Sound — 9
If you enjoyed Shout Out Louds debut album Howl Howl Gaff Gaff from 2005, then you will certainly enjoy their second release Our I'll Wills. Stockholm, Sweden's celebrated rock quintet discovered a formula that works perfectly for them, and they continue on that path even using their producer from their debut record, Bjorn Yttling of the folk-pop trio Peter, Bjorn And John. The tracks have jangly-pop rhythms and melodic-pop textures with bright poppy tones and cheery flutters. The melodic laces and rolls of springy ruffles enliven the tempos of Tonight I Have To Leave It and Imagine. The song South America sprigs an upbeat string arrangement floating over the melodic folds. Band members Adam Olenius (vocals), Ted Malmros (bass), Carl von Arbin (guitar), Eric Edman (drums), and Bebban Stenborg (vocals, keys) makes everything tight while furnishing light stimulations through the melodies like in the infectious tune Parents Living Room. Bebban sings on the tune Blue Headlights featuring soft pop keys and delicate rhythms. Every track is solidly filled. They allow breathing room without making the melodies too sparse, as the songs always stay within the framework of feeling positive.

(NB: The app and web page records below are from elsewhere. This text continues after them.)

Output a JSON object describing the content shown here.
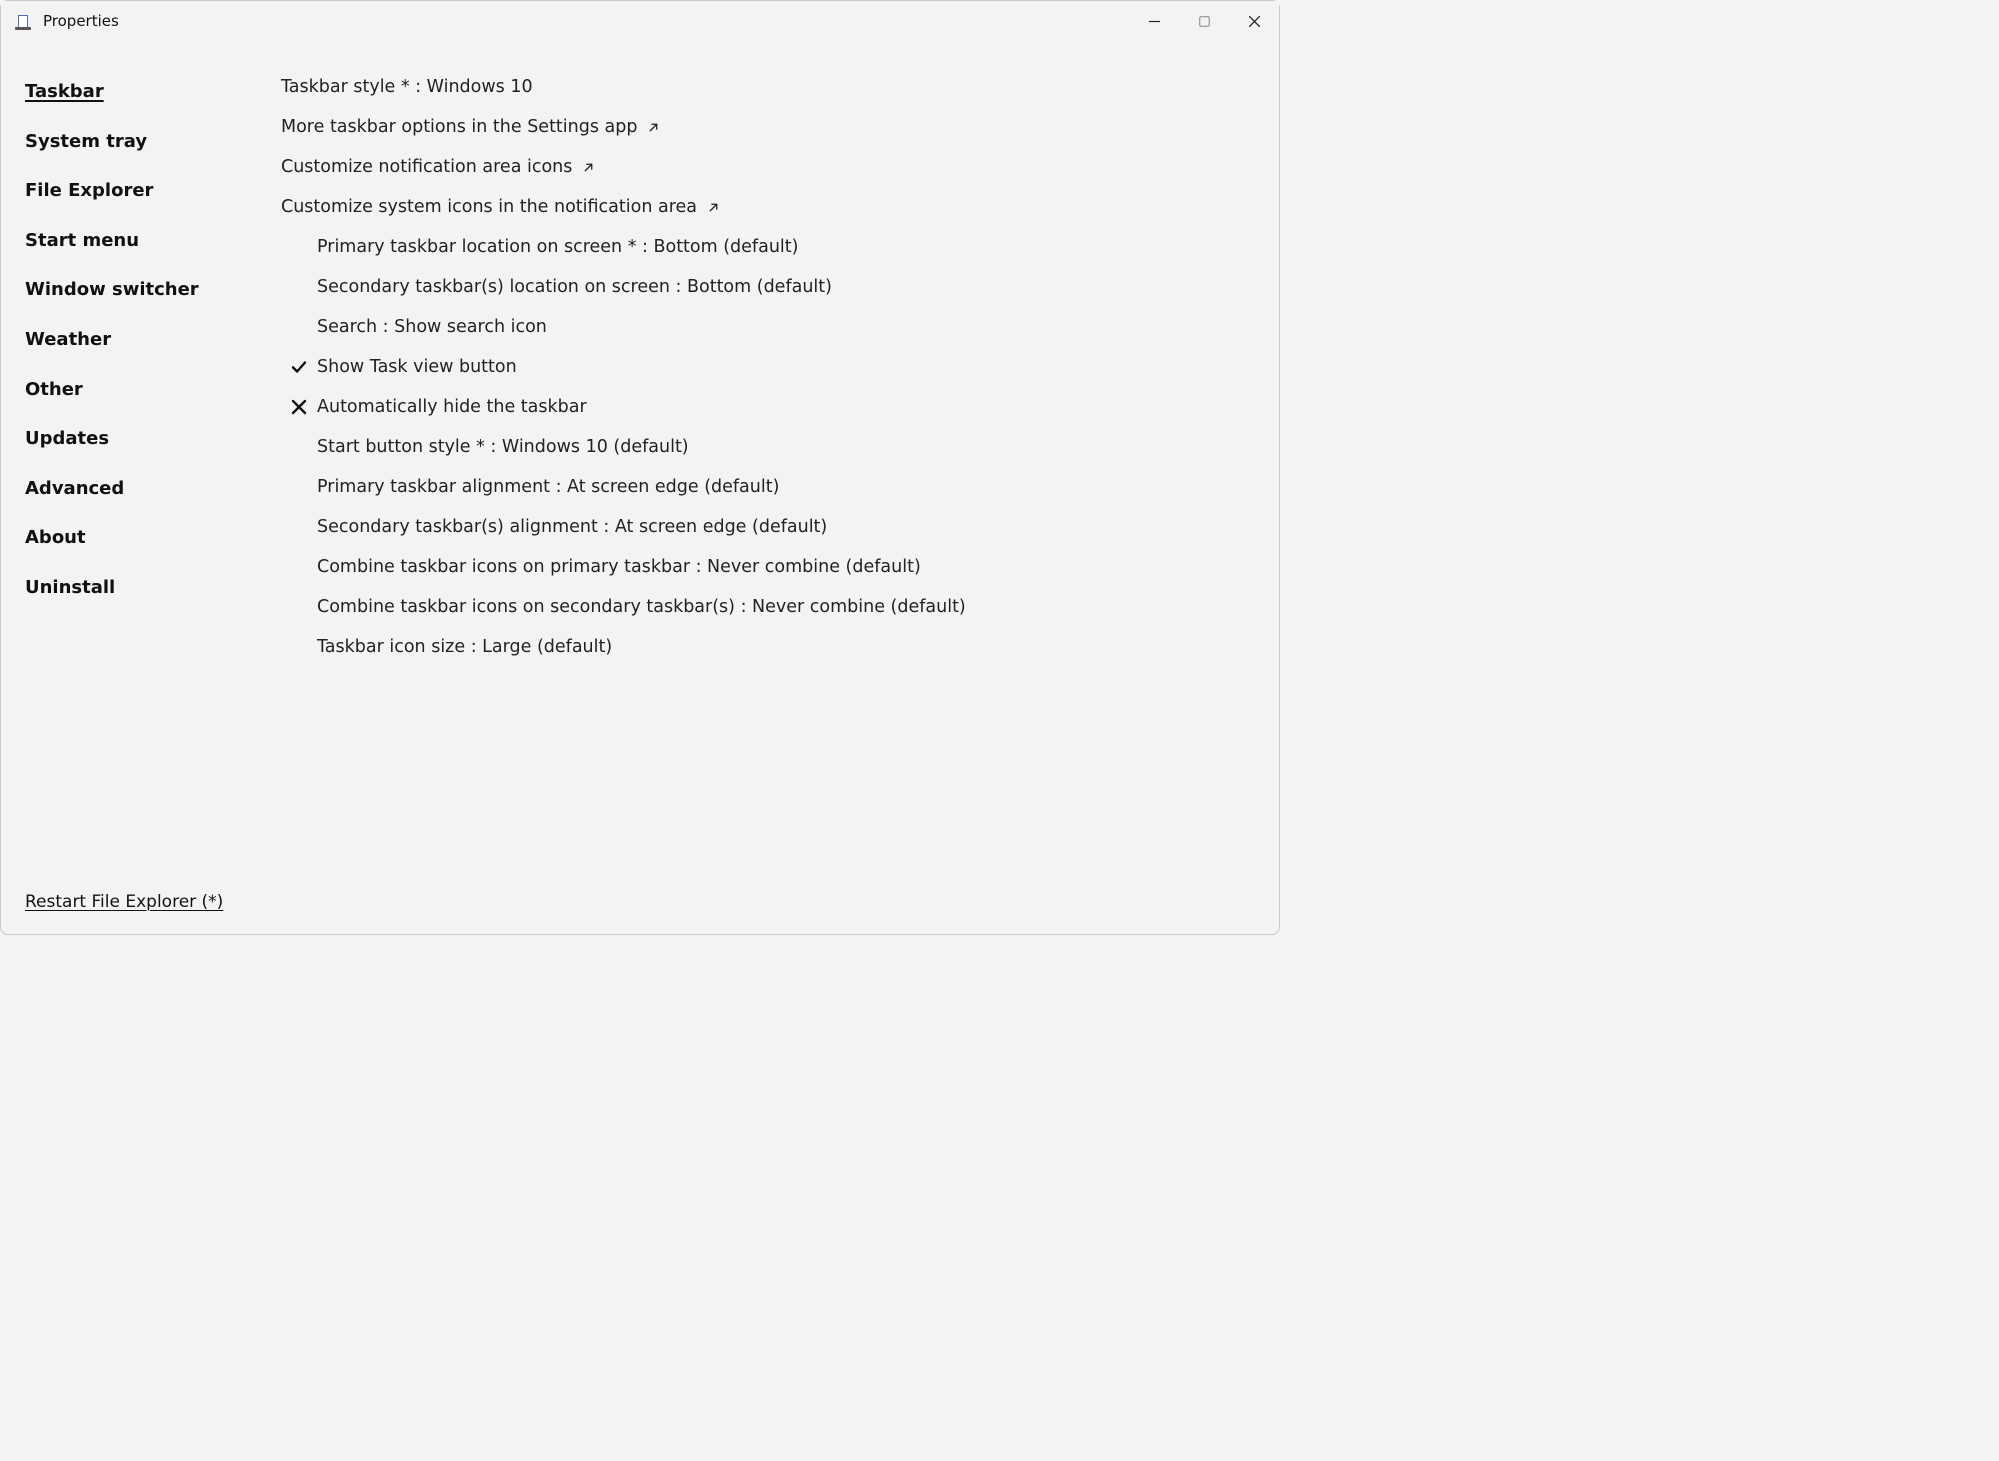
{
  "window": {
    "title": "Properties"
  },
  "sidebar": {
    "items": [
      {
        "label": "Taskbar",
        "active": true
      },
      {
        "label": "System tray",
        "active": false
      },
      {
        "label": "File Explorer",
        "active": false
      },
      {
        "label": "Start menu",
        "active": false
      },
      {
        "label": "Window switcher",
        "active": false
      },
      {
        "label": "Weather",
        "active": false
      },
      {
        "label": "Other",
        "active": false
      },
      {
        "label": "Updates",
        "active": false
      },
      {
        "label": "Advanced",
        "active": false
      },
      {
        "label": "About",
        "active": false
      },
      {
        "label": "Uninstall",
        "active": false
      }
    ],
    "footer_link": "Restart File Explorer (*)"
  },
  "settings": [
    {
      "type": "top",
      "text": "Taskbar style * : Windows 10"
    },
    {
      "type": "top-link",
      "text": "More taskbar options in the Settings app"
    },
    {
      "type": "top-link",
      "text": "Customize notification area icons"
    },
    {
      "type": "top-link",
      "text": "Customize system icons in the notification area"
    },
    {
      "type": "indent",
      "text": "Primary taskbar location on screen * : Bottom (default)"
    },
    {
      "type": "indent",
      "text": "Secondary taskbar(s) location on screen : Bottom (default)"
    },
    {
      "type": "indent",
      "text": "Search : Show search icon"
    },
    {
      "type": "indent-check",
      "checked": true,
      "text": "Show Task view button"
    },
    {
      "type": "indent-check",
      "checked": false,
      "text": "Automatically hide the taskbar"
    },
    {
      "type": "indent",
      "text": "Start button style * : Windows 10 (default)"
    },
    {
      "type": "indent",
      "text": "Primary taskbar alignment : At screen edge (default)"
    },
    {
      "type": "indent",
      "text": "Secondary taskbar(s) alignment : At screen edge (default)"
    },
    {
      "type": "indent",
      "text": "Combine taskbar icons on primary taskbar : Never combine (default)"
    },
    {
      "type": "indent",
      "text": "Combine taskbar icons on secondary taskbar(s) : Never combine (default)"
    },
    {
      "type": "indent",
      "text": "Taskbar icon size : Large (default)"
    }
  ]
}
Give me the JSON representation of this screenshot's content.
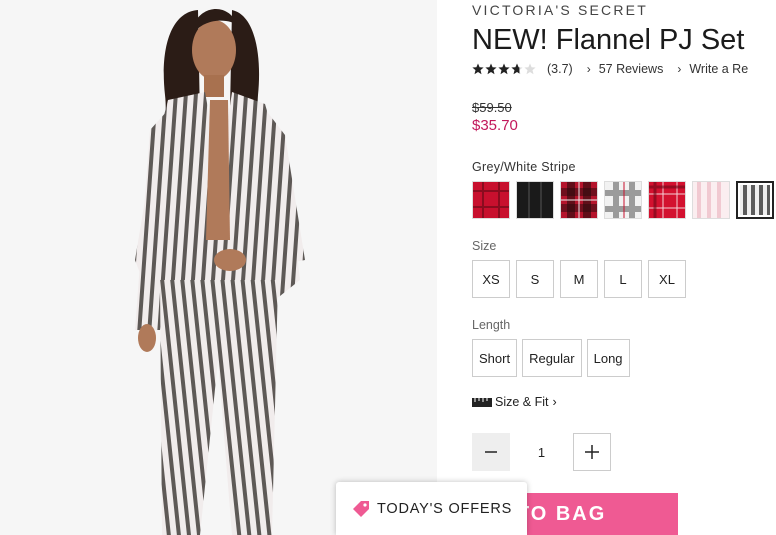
{
  "product": {
    "brand": "VICTORIA'S SECRET",
    "title": "NEW! Flannel PJ Set",
    "rating_value": "(3.7)",
    "rating_stars": 3.7,
    "reviews_link": "57 Reviews",
    "write_review_link": "Write a Re",
    "price_original": "$59.50",
    "price_sale": "$35.70"
  },
  "color": {
    "selected_label": "Grey/White Stripe",
    "swatches": [
      {
        "name": "red-plaid",
        "color": "#c8102e"
      },
      {
        "name": "black-stripe",
        "color": "#1a1a1a"
      },
      {
        "name": "red-black-check",
        "color": "#b5142c"
      },
      {
        "name": "grey-white-plaid",
        "color": "#d6d6d6"
      },
      {
        "name": "red-plaid-2",
        "color": "#d3112f"
      },
      {
        "name": "pink-white-stripe",
        "color": "#f6dbe0"
      },
      {
        "name": "grey-white-stripe",
        "color": "#6b6b6b"
      }
    ]
  },
  "size": {
    "label": "Size",
    "options": [
      "XS",
      "S",
      "M",
      "L",
      "XL"
    ]
  },
  "length": {
    "label": "Length",
    "options": [
      "Short",
      "Regular",
      "Long"
    ]
  },
  "size_fit": {
    "label": "Size & Fit"
  },
  "quantity": {
    "value": "1"
  },
  "cta": {
    "add_to_bag": "ADD TO BAG",
    "todays_offers": "TODAY'S OFFERS"
  },
  "colors": {
    "accent_pink": "#ef5a93",
    "sale_price": "#c2185b"
  }
}
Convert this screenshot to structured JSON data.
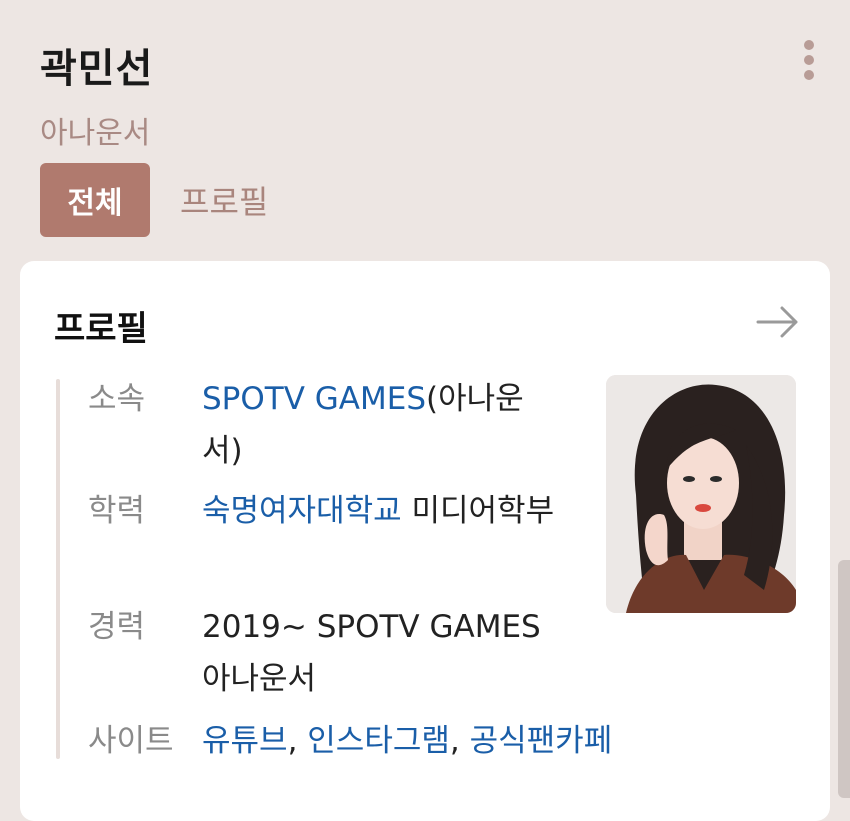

Lyrics — 8
The song lyrics are personable which adds to their charm and makes them relatable to human feelings and regular everyday lives. In their song Tonight I Have To Leave It Olenius sings, Don't come up to me and say you like it/ It's better if you say you hate it, that's the truth exactly/ When we go out dancing I don't want to be bothered/ I just want to be bothered with real love/ Why don't you give love? / Why don't you give love? / Tonight I have to leave it. The lyrics are simple while also revealing deeper emotions, similarly to their music which appears simple but penetrates deeper into the listener.
Overall Impression — 9
Shout Out Louds straddles the line between synth-pop and alternative rock. The music is very likeable and exudes a positive vibe. The music is melodically complex without using a lot of over-thinking in the chord dynamics or heavy layers on the movements. The songs seem natural and sophisticated in a Belle & Sebastian type of way. There aren't many surprises on this album for fans of the band, but it certainly reinforces Shout Out Louds place in the pop/rock forum. The songs are infectiously catchy and their amicableness is instant, meaning you don't have to be a fan of the Shout Out Louds to like their music. You'll like their music the first time you hear it.